Reactions trail Kogi land dispute
In recent time, Kogi state has been reportedly recorded with agitations and contemplation about the homeowner of Korton Karfe, Lokoja and Ajaokuta from two dominating warlord tribes(Igala vs Egbira) due to judgment delivered by the Federal High Court sitting in Lokoja on 2nd June,2020.
“Na we get the Land” meaning “We own the Land” has been a controversial issue in Kogi State as many historical stories have been propounded and propagated by both tribes leading to heated controversies on social media platforms.
Historically, information extracted from some quarters has it that, Igala was the only known tribe from kogi soil that fought a war with the Jukuns, a war that igalas won by killing the Jukuns king. However, history is now tracing it out that, Ebira migrated from Igala and he is a junior son to Igala after the Igala-Jukun war; a junior son of Igala migrated from Idah to a place called "oko ene" meaning “farm of wolfs. It was a farm where wolfs were too common then. So, the "oko ene" is now what is known as Okene.
According to information gathered from Kogi State Political Watch Group on Facebook where a source was quoted, “Where was the Igala when Late Alh. Abdulazeez Attah the then Secretary to the Government of the Federation was at a war to see the giant Steel Industry located in Ajaokuta marked in Kwara then? Where was the Igalas when the Local Government Areas were created and allotted at the early times of creation of Kogi State."
He added, "if the Ajaokuta had been a land belonging to the Igalas as claimed today, what was the state of the land prior to the merging of the different entities to form Kogi State today, the Igalas have been under the then Benue State and the Ebiras in the old Kwara while Ajaokuta area was a part of Okene Local Government in Kwara, even after the creation of Kogi State and after the creation of Ajaokuta as a Local Government it fell under the Central part with no argument until 2017 when the Igalas had laid a claim of ownership of the land against the Attorney General of the Federation which the court had recently ruled in favour of the Igalas.
Another report disclosed, “The memorandum sent on 20th March, 1995 by the Attah of Igala to the Abacha government claiming ownership of Ajaokuta and Lokoja. The claim was eloquently rejected in a well researched rebuttal sent by the Ohinoyi (Alh. Muhammadu Sani Omolori) to the Federal Government on August 27, 1995. In the rejoinder, he urged Government to “dismiss the claim by the Attah as a bad joke; to review the status of Attah Igala as the Chairman of Kogi State Council of Chiefs in the context of the frame of his mind - attempting to spring crisis and destabilize the nation, and to look into the security implications in the Attah Igala's communications with foreign countries without observing the requisite procedure and permission over the subject-matter of Treaty, which is exclusively within the powers of the Federal Government.” The Ohinoyi advised the Federal Government that, "should the Igalas be given their own State (Okura), the towns and settlements founded by Ebira Panda, Ebira Igu, Ebira Mozum, Bassa-Nge and Bassa Kwomo should not be included in the Igala State."

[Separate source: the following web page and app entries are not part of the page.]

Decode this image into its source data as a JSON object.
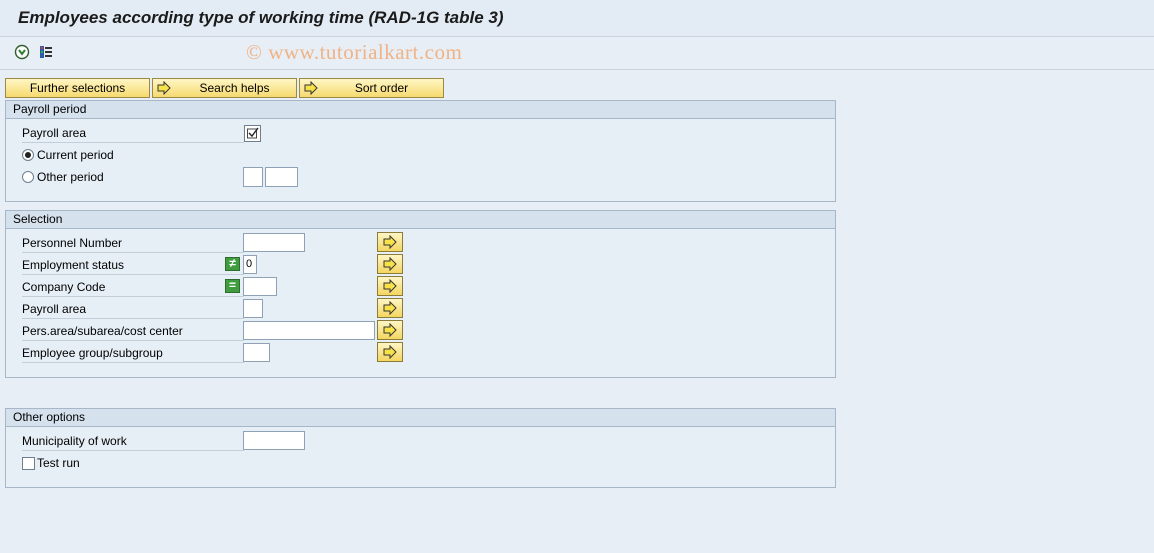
{
  "title": "Employees according type of working time (RAD-1G table 3)",
  "toolbar": {
    "execute_icon": "execute-icon",
    "variants_icon": "variants-icon"
  },
  "watermark": "© www.tutorialkart.com",
  "top_buttons": {
    "further_selections": "Further selections",
    "search_helps": "Search helps",
    "sort_order": "Sort order"
  },
  "payroll_period": {
    "header": "Payroll period",
    "payroll_area_label": "Payroll area",
    "payroll_area_checked": true,
    "current_period_label": "Current period",
    "current_period_selected": true,
    "other_period_label": "Other period",
    "other_period_selected": false,
    "other_period_value_1": "",
    "other_period_value_2": ""
  },
  "selection": {
    "header": "Selection",
    "rows": [
      {
        "label": "Personnel Number",
        "value": ""
      },
      {
        "label": "Employment status",
        "value": "0",
        "operator": "≠"
      },
      {
        "label": "Company Code",
        "value": "",
        "operator": "="
      },
      {
        "label": "Payroll area",
        "value": ""
      },
      {
        "label": "Pers.area/subarea/cost center",
        "value": ""
      },
      {
        "label": "Employee group/subgroup",
        "value": ""
      }
    ]
  },
  "other_options": {
    "header": "Other options",
    "municipality_label": "Municipality of work",
    "municipality_value": "",
    "test_run_label": "Test run",
    "test_run_checked": false
  },
  "colors": {
    "background": "#e7eef5",
    "button_yellow": "#f6da6f",
    "operator_green": "#3f9d3f"
  }
}
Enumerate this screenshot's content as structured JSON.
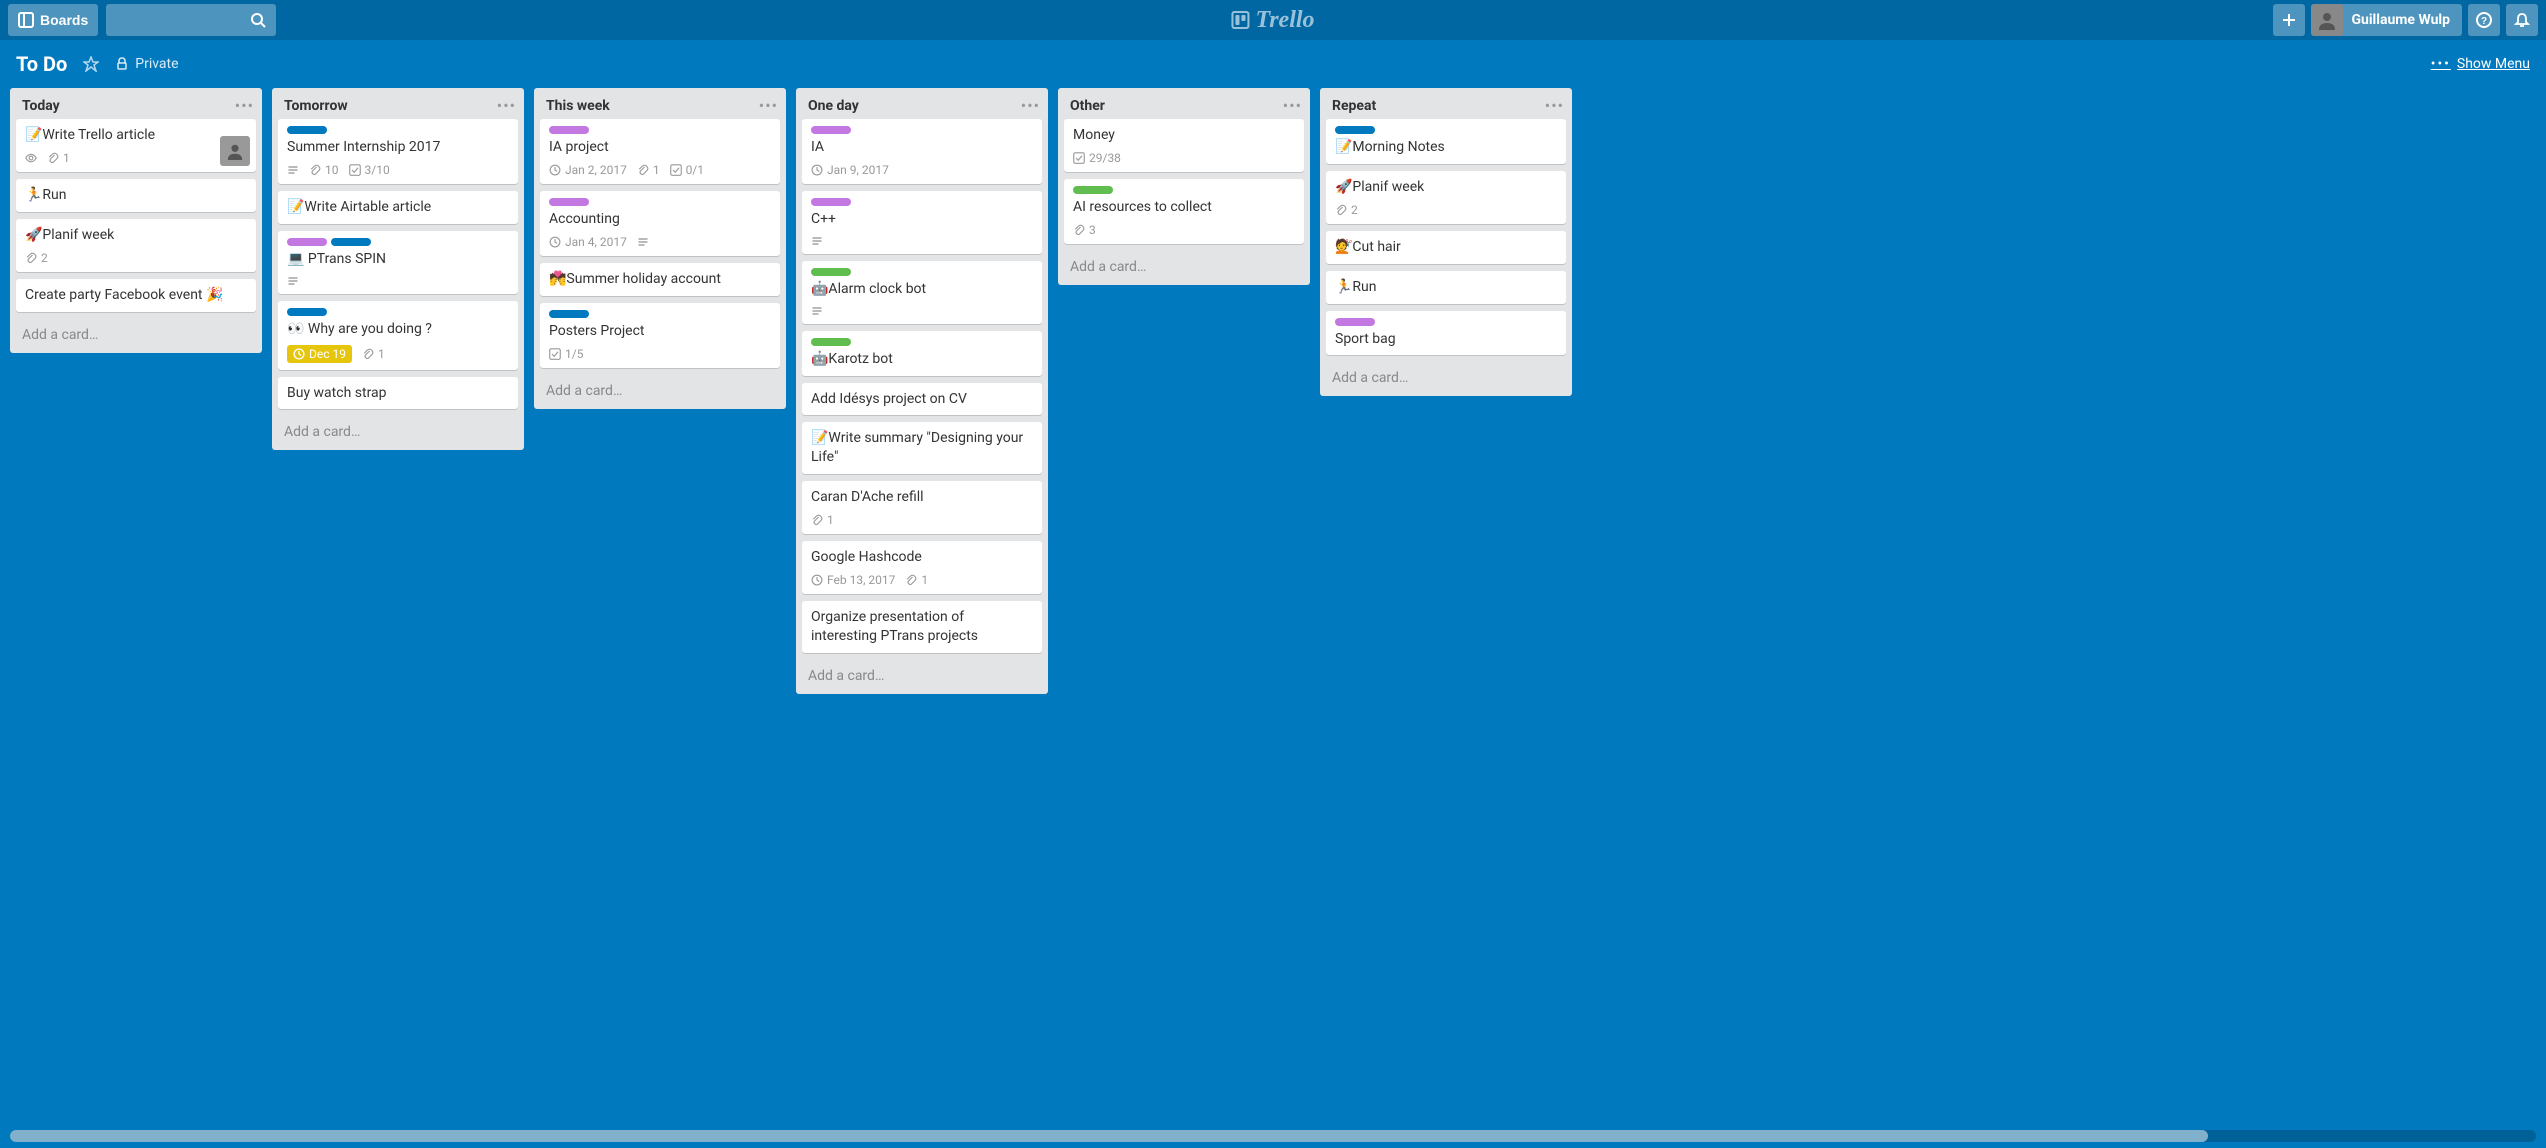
{
  "header": {
    "boards_label": "Boards",
    "logo_text": "Trello",
    "user_name": "Guillaume Wulp"
  },
  "board_header": {
    "title": "To Do",
    "privacy": "Private",
    "show_menu": "Show Menu"
  },
  "lists": [
    {
      "title": "Today",
      "add_card": "Add a card…",
      "cards": [
        {
          "title": "📝Write Trello article",
          "badges": {
            "eye": true,
            "attach": "1"
          },
          "avatar": true
        },
        {
          "title": "🏃Run"
        },
        {
          "title": "🚀Planif week",
          "badges": {
            "attach": "2"
          }
        },
        {
          "title": "Create party Facebook event 🎉"
        }
      ]
    },
    {
      "title": "Tomorrow",
      "add_card": "Add a card…",
      "cards": [
        {
          "labels": [
            "blue"
          ],
          "title": "Summer Internship 2017",
          "badges": {
            "desc": true,
            "attach": "10",
            "check": "3/10"
          }
        },
        {
          "title": "📝Write Airtable article"
        },
        {
          "labels": [
            "purple",
            "blue"
          ],
          "title": "💻 PTrans SPIN",
          "badges": {
            "desc": true
          }
        },
        {
          "labels": [
            "blue"
          ],
          "title": "👀 Why are you doing ?",
          "badges": {
            "due": "Dec 19",
            "due_soon": true,
            "attach": "1"
          }
        },
        {
          "title": "Buy watch strap"
        }
      ]
    },
    {
      "title": "This week",
      "add_card": "Add a card…",
      "cards": [
        {
          "labels": [
            "purple"
          ],
          "title": "IA project",
          "badges": {
            "date": "Jan 2, 2017",
            "attach": "1",
            "check": "0/1"
          }
        },
        {
          "labels": [
            "purple"
          ],
          "title": "Accounting",
          "badges": {
            "date": "Jan 4, 2017",
            "desc": true
          }
        },
        {
          "title": "💏Summer holiday account"
        },
        {
          "labels": [
            "blue"
          ],
          "title": "Posters Project",
          "badges": {
            "check": "1/5"
          }
        }
      ]
    },
    {
      "title": "One day",
      "add_card": "Add a card…",
      "cards": [
        {
          "labels": [
            "purple"
          ],
          "title": "IA",
          "badges": {
            "date": "Jan 9, 2017"
          }
        },
        {
          "labels": [
            "purple"
          ],
          "title": "C++",
          "badges": {
            "desc": true
          }
        },
        {
          "labels": [
            "green"
          ],
          "title": "🤖Alarm clock bot",
          "badges": {
            "desc": true
          }
        },
        {
          "labels": [
            "green"
          ],
          "title": "🤖Karotz bot"
        },
        {
          "title": "Add Idésys project on CV"
        },
        {
          "title": "📝Write summary \"Designing your Life\""
        },
        {
          "title": "Caran D'Ache refill",
          "badges": {
            "attach": "1"
          }
        },
        {
          "title": "Google Hashcode",
          "badges": {
            "date": "Feb 13, 2017",
            "attach": "1"
          }
        },
        {
          "title": "Organize presentation of interesting PTrans projects"
        }
      ]
    },
    {
      "title": "Other",
      "add_card": "Add a card…",
      "cards": [
        {
          "title": "Money",
          "badges": {
            "check": "29/38"
          }
        },
        {
          "labels": [
            "green"
          ],
          "title": "AI resources to collect",
          "badges": {
            "attach": "3"
          }
        }
      ]
    },
    {
      "title": "Repeat",
      "add_card": "Add a card…",
      "cards": [
        {
          "labels": [
            "blue"
          ],
          "title": "📝Morning Notes"
        },
        {
          "title": "🚀Planif week",
          "badges": {
            "attach": "2"
          }
        },
        {
          "title": "💇Cut hair"
        },
        {
          "title": "🏃Run"
        },
        {
          "labels": [
            "purple"
          ],
          "title": "Sport bag"
        }
      ]
    }
  ]
}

Reports from the agitations went further, "The federal high court judgement in favour of ATTAH IGALA over Ajaokuta, Lokoja, coton-karfi as parts of igala kingdom is too weighty to appeal. In the case, it was only affidavit/document evidence that was required, not oral evidence of the documents tendered by Atta Igala before the court, one document shows the agreement between Bishop Ajayi Crowder and Ameh Obonyi the then Atta igala, in which Atta igala gave out a land to Bishop Ajayi Crowder to build a church. Another document shows the agreement between Queen Elizabeth of England and Atta igala over Lokoja and Ajaokuta land during the British colonial rule in Nigeria.
“All these documents were fetched from the national archive in Kaduna," another report purported.
However, diffrent stories about the origination and history of Kogi State are brought to limelight by different sources and individuals in the era of "Na we get the Land."
The Court declaration has placed an abysmally atmosphere composed of hatred, anger and disunity majoly among Igalas and Egbiras leaving us with the rhetoric: " Na who get the land?"